··· Records to process
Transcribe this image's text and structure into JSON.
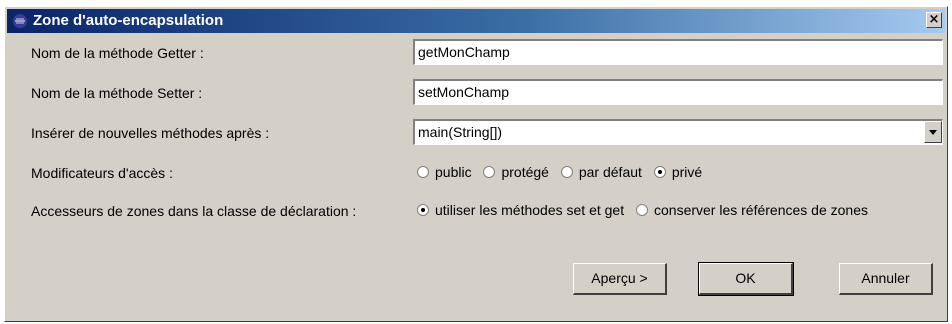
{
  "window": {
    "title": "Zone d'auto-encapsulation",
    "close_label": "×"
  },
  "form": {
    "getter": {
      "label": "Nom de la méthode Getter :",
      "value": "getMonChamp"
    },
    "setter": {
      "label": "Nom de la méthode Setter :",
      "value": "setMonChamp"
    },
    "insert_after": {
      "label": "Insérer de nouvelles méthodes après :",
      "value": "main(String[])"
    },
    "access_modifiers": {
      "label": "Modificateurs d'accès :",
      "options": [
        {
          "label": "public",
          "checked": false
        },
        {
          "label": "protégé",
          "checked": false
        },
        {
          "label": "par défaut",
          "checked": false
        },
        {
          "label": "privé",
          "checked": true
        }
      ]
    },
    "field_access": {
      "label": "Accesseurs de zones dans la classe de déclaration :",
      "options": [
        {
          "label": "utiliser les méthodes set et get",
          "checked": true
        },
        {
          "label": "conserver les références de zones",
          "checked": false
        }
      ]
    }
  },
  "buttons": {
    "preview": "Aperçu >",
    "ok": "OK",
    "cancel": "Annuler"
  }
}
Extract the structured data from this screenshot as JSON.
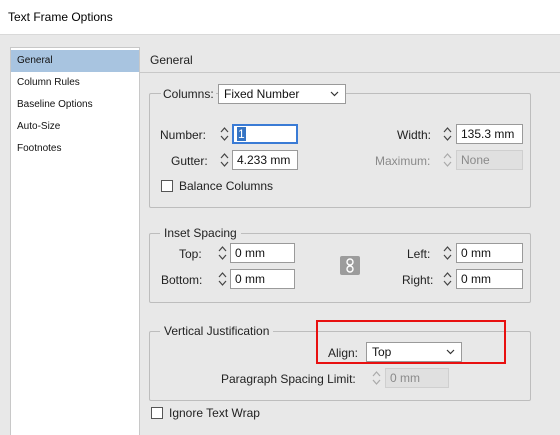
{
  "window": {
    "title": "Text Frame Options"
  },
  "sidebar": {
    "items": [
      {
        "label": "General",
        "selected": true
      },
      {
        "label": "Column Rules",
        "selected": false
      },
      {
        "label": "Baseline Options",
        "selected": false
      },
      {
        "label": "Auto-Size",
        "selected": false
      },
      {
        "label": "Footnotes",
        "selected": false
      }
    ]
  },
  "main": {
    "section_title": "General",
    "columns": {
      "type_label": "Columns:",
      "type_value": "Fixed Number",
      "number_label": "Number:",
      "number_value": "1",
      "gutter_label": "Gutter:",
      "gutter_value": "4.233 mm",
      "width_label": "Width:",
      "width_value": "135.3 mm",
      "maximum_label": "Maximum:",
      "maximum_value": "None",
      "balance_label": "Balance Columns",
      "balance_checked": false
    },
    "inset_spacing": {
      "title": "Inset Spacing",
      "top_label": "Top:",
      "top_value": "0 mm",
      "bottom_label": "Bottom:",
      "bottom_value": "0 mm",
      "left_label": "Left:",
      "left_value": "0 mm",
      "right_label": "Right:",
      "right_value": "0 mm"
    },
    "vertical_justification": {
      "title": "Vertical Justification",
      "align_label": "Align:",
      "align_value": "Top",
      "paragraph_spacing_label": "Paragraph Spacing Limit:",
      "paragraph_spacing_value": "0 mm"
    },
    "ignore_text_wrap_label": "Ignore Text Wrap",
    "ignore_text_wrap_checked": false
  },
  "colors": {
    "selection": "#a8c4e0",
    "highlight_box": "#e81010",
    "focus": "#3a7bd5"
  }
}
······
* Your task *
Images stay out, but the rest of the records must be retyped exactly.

* Result of the exercise *
Transcribe this image's text and structure into JSON.
{
  "window": {
    "title": "Zone d'auto-encapsulation",
    "close_label": "×"
  },
  "form": {
    "getter": {
      "label": "Nom de la méthode Getter :",
      "value": "getMonChamp"
    },
    "setter": {
      "label": "Nom de la méthode Setter :",
      "value": "setMonChamp"
    },
    "insert_after": {
      "label": "Insérer de nouvelles méthodes après :",
      "value": "main(String[])"
    },
    "access_modifiers": {
      "label": "Modificateurs d'accès :",
      "options": [
        {
          "label": "public",
          "checked": false
        },
        {
          "label": "protégé",
          "checked": false
        },
        {
          "label": "par défaut",
          "checked": false
        },
        {
          "label": "privé",
          "checked": true
        }
      ]
    },
    "field_access": {
      "label": "Accesseurs de zones dans la classe de déclaration :",
      "options": [
        {
          "label": "utiliser les méthodes set et get",
          "checked": true
        },
        {
          "label": "conserver les références de zones",
          "checked": false
        }
      ]
    }
  },
  "buttons": {
    "preview": "Aperçu >",
    "ok": "OK",
    "cancel": "Annuler"
  }
}
Extract the structured data from this screenshot as JSON.
{
  "window": {
    "title": "Text Frame Options"
  },
  "sidebar": {
    "items": [
      {
        "label": "General",
        "selected": true
      },
      {
        "label": "Column Rules",
        "selected": false
      },
      {
        "label": "Baseline Options",
        "selected": false
      },
      {
        "label": "Auto-Size",
        "selected": false
      },
      {
        "label": "Footnotes",
        "selected": false
      }
    ]
  },
  "main": {
    "section_title": "General",
    "columns": {
      "type_label": "Columns:",
      "type_value": "Fixed Number",
      "number_label": "Number:",
      "number_value": "1",
      "gutter_label": "Gutter:",
      "gutter_value": "4.233 mm",
      "width_label": "Width:",
      "width_value": "135.3 mm",
      "maximum_label": "Maximum:",
      "maximum_value": "None",
      "balance_label": "Balance Columns",
      "balance_checked": false
    },
    "inset_spacing": {
      "title": "Inset Spacing",
      "top_label": "Top:",
      "top_value": "0 mm",
      "bottom_label": "Bottom:",
      "bottom_value": "0 mm",
      "left_label": "Left:",
      "left_value": "0 mm",
      "right_label": "Right:",
      "right_value": "0 mm"
    },
    "vertical_justification": {
      "title": "Vertical Justification",
      "align_label": "Align:",
      "align_value": "Top",
      "paragraph_spacing_label": "Paragraph Spacing Limit:",
      "paragraph_spacing_value": "0 mm"
    },
    "ignore_text_wrap_label": "Ignore Text Wrap",
    "ignore_text_wrap_checked": false
  },
  "colors": {
    "selection": "#a8c4e0",
    "highlight_box": "#e81010",
    "focus": "#3a7bd5"
  }
}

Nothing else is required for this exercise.